“Our parents didn’t want us to speak Japanese just after World War II, because being Japanese was not a cool thing to be,” he said.
Natsuhara served a 25-year career in the Navy, retiring as a captain. His wife is a retired Navy lieutenant commander. Navy culture, he said, was quite different from his Japanese-American heritage.
“I think you have to be able to straddle both [cultures],” he said. “Sometimes it’s too easy to say, ‘I’m not being included, rather than, ‘How do I include myself in that group?’” He said including himself in gatherings of fellow service members helped him feel he was part of the U.S. military community while overseas and away from family and friends.
Natsuhara said he tells other Asian-Americans it’s important to take challenges and professional risks outside their comfort zone.
“Once you reach the professional world in your first job, you can work hard, but still not get that promotion,” he said. “There’s a certain amount of relationship and trust you have to build.”
Natsuhara is no stranger to taking risks and applying for jobs cold, without networks or contacts. He was a career Senior Executive Service employee when he filed a resume for the White House appointment to his current Navy position, he said, and got it without knowing anyone in the administration. The same was true for his previous SES job at the National Oceanic and Atmospheric Administration.
His appointment with the Navy is both a dream job and a challenge he never expected, Natsuhara said. He recently worked with Defense and State department officials and their Japanese counterparts to develop the new Pacific posture for the Marine Corps.
“It was a very meaningful and big initiative,” he said, adding that the multi-billion dollar program will span many years once it clears Congress. “It was an amazing thing to be a part of. That’s something I could never have imagined when I was growing up.”

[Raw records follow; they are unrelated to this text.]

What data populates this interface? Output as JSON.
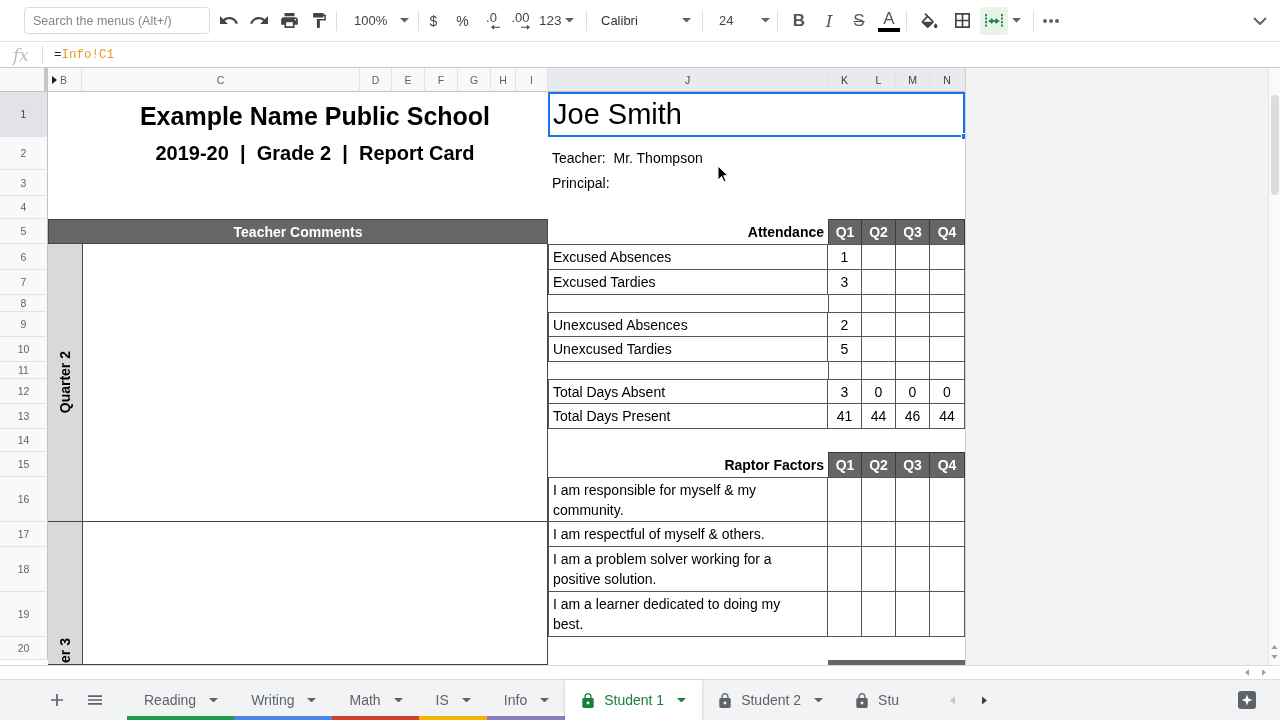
{
  "toolbar": {
    "search": {
      "placeholder": "Search the menus (Alt+/)"
    },
    "zoom": "100%",
    "format_buttons": [
      {
        "kind": "currency",
        "label": "$"
      },
      {
        "kind": "percent",
        "label": "%"
      },
      {
        "kind": "decrease_decimals",
        "label": ".0"
      },
      {
        "kind": "increase_decimals",
        "label": ".00"
      }
    ],
    "number_format": "123",
    "font": "Calibri",
    "font_size": "24",
    "style_buttons": [
      {
        "kind": "bold",
        "label": "B"
      },
      {
        "kind": "italic",
        "label": "I"
      },
      {
        "kind": "strikethrough",
        "label": "S"
      },
      {
        "kind": "text_color",
        "label": "A"
      }
    ],
    "merge_active": true
  },
  "formula_bar": {
    "fx": "fx",
    "prefix": "=",
    "reference": "Info!C1"
  },
  "columns": [
    {
      "label": "B",
      "selected": false,
      "hidden_left": true
    },
    {
      "label": "C",
      "selected": false,
      "hidden_left": false
    },
    {
      "label": "D",
      "selected": false,
      "hidden_left": false
    },
    {
      "label": "E",
      "selected": false,
      "hidden_left": false
    },
    {
      "label": "F",
      "selected": false,
      "hidden_left": false
    },
    {
      "label": "G",
      "selected": false,
      "hidden_left": false
    },
    {
      "label": "H",
      "selected": false,
      "hidden_left": false
    },
    {
      "label": "I",
      "selected": false,
      "hidden_left": false
    },
    {
      "label": "J",
      "selected": true,
      "hidden_left": false
    },
    {
      "label": "K",
      "selected": true,
      "hidden_left": false
    },
    {
      "label": "L",
      "selected": true,
      "hidden_left": false
    },
    {
      "label": "M",
      "selected": true,
      "hidden_left": false
    },
    {
      "label": "N",
      "selected": true,
      "hidden_left": false
    }
  ],
  "row_headers": [
    {
      "label": "1",
      "selected": true
    },
    {
      "label": "2",
      "selected": false
    },
    {
      "label": "3",
      "selected": false
    },
    {
      "label": "4",
      "selected": false
    },
    {
      "label": "5",
      "selected": false
    },
    {
      "label": "6",
      "selected": false
    },
    {
      "label": "7",
      "selected": false
    },
    {
      "label": "8",
      "selected": false
    },
    {
      "label": "9",
      "selected": false
    },
    {
      "label": "10",
      "selected": false
    },
    {
      "label": "11",
      "selected": false
    },
    {
      "label": "12",
      "selected": false
    },
    {
      "label": "13",
      "selected": false
    },
    {
      "label": "14",
      "selected": false
    },
    {
      "label": "15",
      "selected": false
    },
    {
      "label": "16",
      "selected": false
    },
    {
      "label": "17",
      "selected": false
    },
    {
      "label": "18",
      "selected": false
    },
    {
      "label": "19",
      "selected": false
    },
    {
      "label": "20",
      "selected": false
    }
  ],
  "title": "Example Name Public School",
  "subtitle": "2019-20  |  Grade 2  |  Report Card",
  "comments": {
    "header": "Teacher Comments",
    "sections": [
      {
        "label": "Quarter 2"
      },
      {
        "label": "er 3"
      }
    ]
  },
  "student": {
    "name": "Joe Smith",
    "selected": true,
    "teacher": "Teacher:  Mr. Thompson",
    "principal": "Principal:"
  },
  "attendance": {
    "title": "Attendance",
    "quarters": [
      "Q1",
      "Q2",
      "Q3",
      "Q4"
    ],
    "groups": [
      {
        "rows": [
          {
            "label": "Excused Absences",
            "values": [
              "1"
            ]
          },
          {
            "label": "Excused Tardies",
            "values": [
              "3"
            ]
          }
        ]
      },
      {
        "rows": [
          {
            "label": "Unexcused Absences",
            "values": [
              "2"
            ]
          },
          {
            "label": "Unexcused Tardies",
            "values": [
              "5"
            ]
          }
        ]
      },
      {
        "rows": [
          {
            "label": "Total Days Absent",
            "values": [
              "3",
              "0",
              "0",
              "0"
            ]
          },
          {
            "label": "Total Days Present",
            "values": [
              "41",
              "44",
              "46",
              "44"
            ]
          }
        ]
      }
    ]
  },
  "raptor_factors": {
    "title": "Raptor Factors",
    "quarters": [
      "Q1",
      "Q2",
      "Q3",
      "Q4"
    ],
    "rows": [
      {
        "label": "I am responsible for myself & my community."
      },
      {
        "label": "I am respectful of myself & others."
      },
      {
        "label": "I am a problem solver working for a positive solution."
      },
      {
        "label": "I am a learner dedicated to doing my best."
      }
    ]
  },
  "tabs": [
    {
      "label": "Reading",
      "selected": false,
      "locked": false,
      "dropdown": true,
      "color": "#1e9e4a"
    },
    {
      "label": "Writing",
      "selected": false,
      "locked": false,
      "dropdown": true,
      "color": "#4a86e8"
    },
    {
      "label": "Math",
      "selected": false,
      "locked": false,
      "dropdown": true,
      "color": "#d23f31"
    },
    {
      "label": "IS",
      "selected": false,
      "locked": false,
      "dropdown": true,
      "color": "#f4b400"
    },
    {
      "label": "Info",
      "selected": false,
      "locked": false,
      "dropdown": true,
      "color": "#8e7cc3"
    },
    {
      "label": "Student 1",
      "selected": true,
      "locked": true,
      "dropdown": true
    },
    {
      "label": "Student 2",
      "selected": false,
      "locked": true,
      "dropdown": true
    },
    {
      "label": "Stu",
      "selected": false,
      "locked": true,
      "dropdown": false
    }
  ]
}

Now, he encourages other Asian-Americans to challenge themselves and reach for high-level positions with the government and to never give up.
“If you want to be an SES, you might try 20 to 30 times,” he said he tells them, “but you might get it the 26th time.”
While Asian-Americans might fear some prejudice, Natsuhara said he was never confronted with discrimination during his career, except for a few minor incidents he remembers with a laugh.
While on active duty, he was often mistaken for a Japanese naval officer. And once while shopping in a Navy exchange dressed in civilian clothes, he said, a security guard told him and his wife the exchange was only for “authorized patrons.”
“We said, ‘Yes, we knew that,’ and showed him our IDs,” Natsuhara said. “He thought we were Japanese tourists who were lost.”
Even today, Natsuhara said, he is sometimes assumed to be a staffer when he’s in his own office or seated at the head of his conference table, he said.
“I recognize that I’m fairly unique, and there haven’t been that many Asians in these positions, so a lot of people assume I’m just part of the staff,” he said, recalling several times when visiting officials mistakenly briefed a staff member instead of him.
One was a local elected official who approached Natsuhara’s captain instead. “She began to brief him, and he told her, ‘You really need to brief Mr. Natsuhara, because he’s my boss,’” he said, laughing.
“I tell people it just takes time,” he said. “It’s educating folks and getting people used to others, whether female, black, Hispanic or Asian.”
Natsuhara said he tells junior Asian officers that the military is one of the nation’s fairest organizations. “It’s on merit,” he said. “The system works very well if you work hard and do the right things. The military looks at how you did your job.”
His chain of command always treated him like anyone else, Natsuhara said. “I was fortunate that I always had very fair, open-minded leaders and mentors in the Navy.” Still, he added, being Asian-American has its challenges.
“Asians haven’t gotten to the point where we don’t get a second look,” he said. “It takes time, and I don’t see that as a negative. I do think more Asians need to take advantage of the military, because it’s a great opportunity.”